[Dataset items]
┄┄┄┄┄┄┄┄┄┄┄┄┄┄┄┄┄┄┄┄
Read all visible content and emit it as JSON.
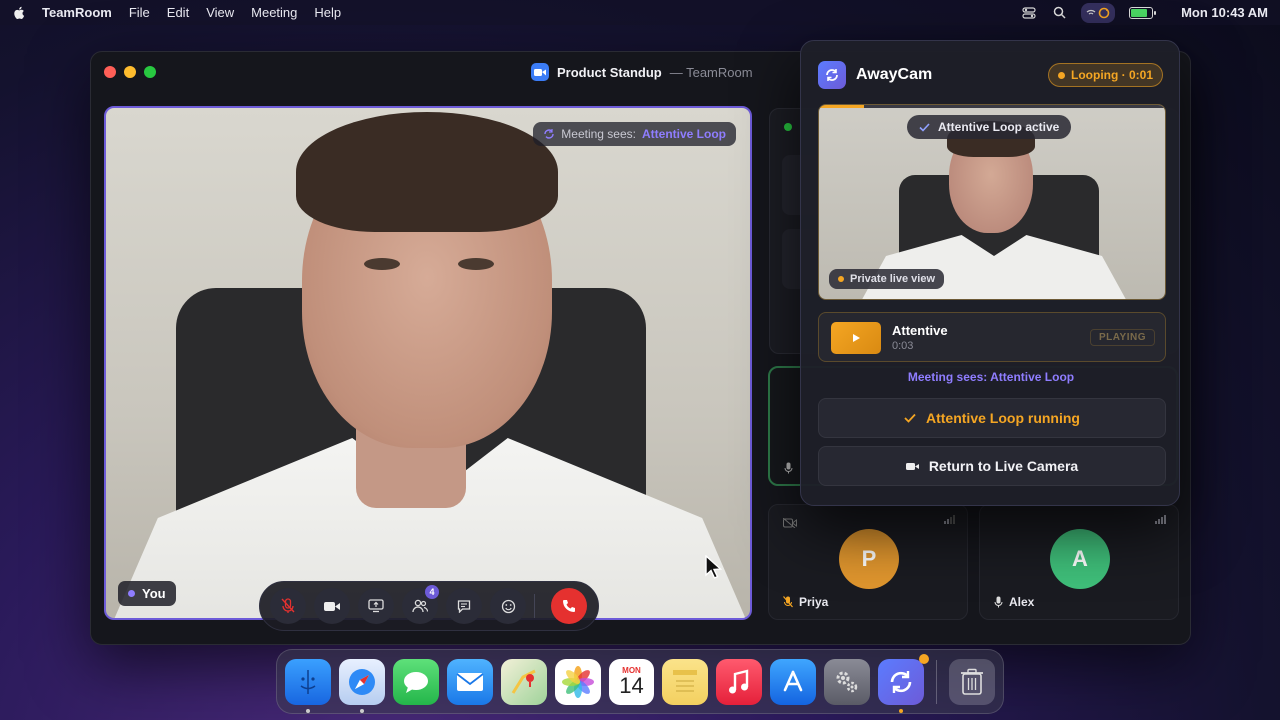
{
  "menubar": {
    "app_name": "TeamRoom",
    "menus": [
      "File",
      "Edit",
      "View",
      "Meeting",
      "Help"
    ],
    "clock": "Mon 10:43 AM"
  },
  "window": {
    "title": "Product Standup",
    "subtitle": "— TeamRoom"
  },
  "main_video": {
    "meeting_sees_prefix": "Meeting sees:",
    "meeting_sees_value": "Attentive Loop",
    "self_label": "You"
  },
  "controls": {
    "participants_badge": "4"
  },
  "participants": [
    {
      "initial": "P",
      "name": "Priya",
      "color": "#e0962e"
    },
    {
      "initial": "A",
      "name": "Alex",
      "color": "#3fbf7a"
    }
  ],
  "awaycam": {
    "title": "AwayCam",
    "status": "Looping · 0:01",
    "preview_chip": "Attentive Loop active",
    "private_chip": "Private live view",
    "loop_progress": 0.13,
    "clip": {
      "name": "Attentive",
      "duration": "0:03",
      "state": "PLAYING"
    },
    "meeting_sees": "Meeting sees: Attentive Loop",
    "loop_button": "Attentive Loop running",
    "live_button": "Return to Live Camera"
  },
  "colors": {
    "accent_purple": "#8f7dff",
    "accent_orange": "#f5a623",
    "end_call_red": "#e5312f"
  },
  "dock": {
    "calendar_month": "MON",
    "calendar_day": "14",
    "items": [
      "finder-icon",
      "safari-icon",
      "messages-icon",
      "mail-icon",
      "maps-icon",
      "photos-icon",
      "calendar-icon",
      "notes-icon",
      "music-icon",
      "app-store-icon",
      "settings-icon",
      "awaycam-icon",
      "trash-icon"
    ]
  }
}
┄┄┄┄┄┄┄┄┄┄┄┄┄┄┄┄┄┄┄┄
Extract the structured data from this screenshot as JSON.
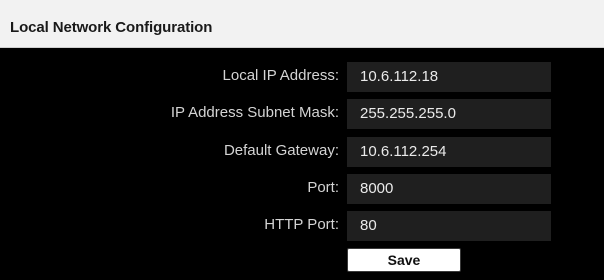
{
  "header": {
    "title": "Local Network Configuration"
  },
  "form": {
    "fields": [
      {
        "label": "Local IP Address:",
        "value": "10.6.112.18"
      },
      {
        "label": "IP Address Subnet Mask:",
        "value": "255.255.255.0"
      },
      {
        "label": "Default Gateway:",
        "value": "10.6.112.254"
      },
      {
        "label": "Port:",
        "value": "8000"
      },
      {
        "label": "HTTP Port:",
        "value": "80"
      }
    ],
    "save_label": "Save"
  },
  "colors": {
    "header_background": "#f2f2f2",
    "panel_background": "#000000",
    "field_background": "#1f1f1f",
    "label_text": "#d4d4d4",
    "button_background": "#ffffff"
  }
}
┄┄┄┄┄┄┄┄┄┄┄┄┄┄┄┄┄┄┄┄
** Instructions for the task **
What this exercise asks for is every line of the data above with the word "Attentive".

** Answer box **
    "meeting_sees_value": "Attentive Loop",
    "preview_chip": "Attentive Loop active",
      "name": "Attentive",
    "meeting_sees": "Meeting sees: Attentive Loop",
    "loop_button": "Attentive Loop running",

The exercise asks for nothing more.